Colombia's Congress Thursday began to debate President Ivan Duque's "Economic Growth" bill, a policy package that aims at benefiting big companies, which mobilized hundreds of people to protest at the Bolivar Square in Bogota.
Through this economic reform, Duque seeks to establish a set of tax exemptions to benefit certain economic sectors.
According to the Finance Ministry, his policies are aimed at making the Gross Domestic Product (GDP) grow between 4 percent and 4.5 percent.
The Colombian Federation of Education Workers (Fecode) denounced that the tax reform disguised as "economic growth law" is just a policy package aimed at improving business competitiveness through tax exemptions to big corporations, which reach up to US$6 billion.
They have been insisting for months that Duque's policy package does not exist. Despite mobilizations in the streets, they are about to pass an injurious tax reform to squeeze the Colombian workers' pockets. Dec. 12 National Strike goes on and on.
"Deploying the same old tale that reducing corporate taxes will generate more jobs, governments have increased citizens' taxes and removed rights for Colombians," Fecode stressed.
Education workers also demanded from Congress that they also demanded that Congress does not ignore the voice of thousands of Colombians "who demand equality, equity, and zero corruption."

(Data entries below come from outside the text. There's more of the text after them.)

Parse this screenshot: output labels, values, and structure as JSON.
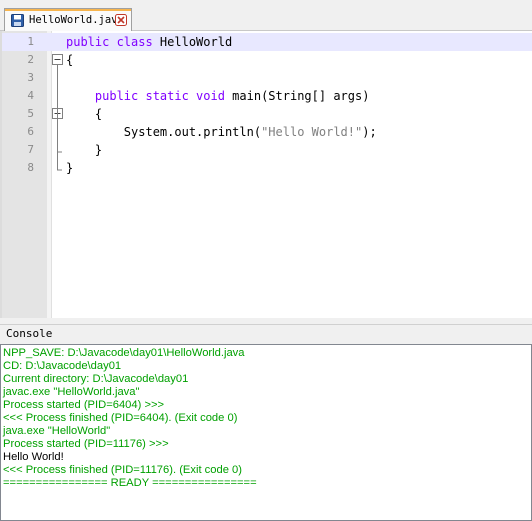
{
  "colors": {
    "keyword": "#8000ff",
    "string": "#808080",
    "console_green": "#00a000",
    "console_black": "#000000",
    "active_line": "#e8e8ff",
    "tab_accent": "#f7b54e"
  },
  "tab": {
    "filename": "HelloWorld.java",
    "save_icon": "floppy-disk-icon",
    "close_icon": "close-icon"
  },
  "editor": {
    "line_numbers": [
      "1",
      "2",
      "3",
      "4",
      "5",
      "6",
      "7",
      "8"
    ],
    "lines": [
      {
        "kw1": "public class",
        "text": " HelloWorld"
      },
      {
        "text": "{"
      },
      {
        "text": ""
      },
      {
        "indent": "    ",
        "kw1": "public static void",
        "text": " main(String[] args)"
      },
      {
        "indent": "    ",
        "text": "{"
      },
      {
        "indent": "        ",
        "pre": "System.out.println(",
        "str": "\"Hello World!\"",
        "post": ");"
      },
      {
        "indent": "    ",
        "text": "}"
      },
      {
        "text": "}"
      }
    ]
  },
  "console": {
    "title": "Console",
    "lines": [
      {
        "text": "NPP_SAVE: D:\\Javacode\\day01\\HelloWorld.java",
        "color": "green"
      },
      {
        "text": "CD: D:\\Javacode\\day01",
        "color": "green"
      },
      {
        "text": "Current directory: D:\\Javacode\\day01",
        "color": "green"
      },
      {
        "text": "javac.exe \"HelloWorld.java\"",
        "color": "green"
      },
      {
        "text": "Process started (PID=6404) >>>",
        "color": "green"
      },
      {
        "text": "<<< Process finished (PID=6404). (Exit code 0)",
        "color": "green"
      },
      {
        "text": "java.exe \"HelloWorld\"",
        "color": "green"
      },
      {
        "text": "Process started (PID=11176) >>>",
        "color": "green"
      },
      {
        "text": "Hello World!",
        "color": "black"
      },
      {
        "text": "<<< Process finished (PID=11176). (Exit code 0)",
        "color": "green"
      },
      {
        "text": "================ READY ================",
        "color": "green"
      }
    ]
  }
}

There's been already 22 days of protests against the president's neoliberal measures, which harms the country's most vulnerable social groups.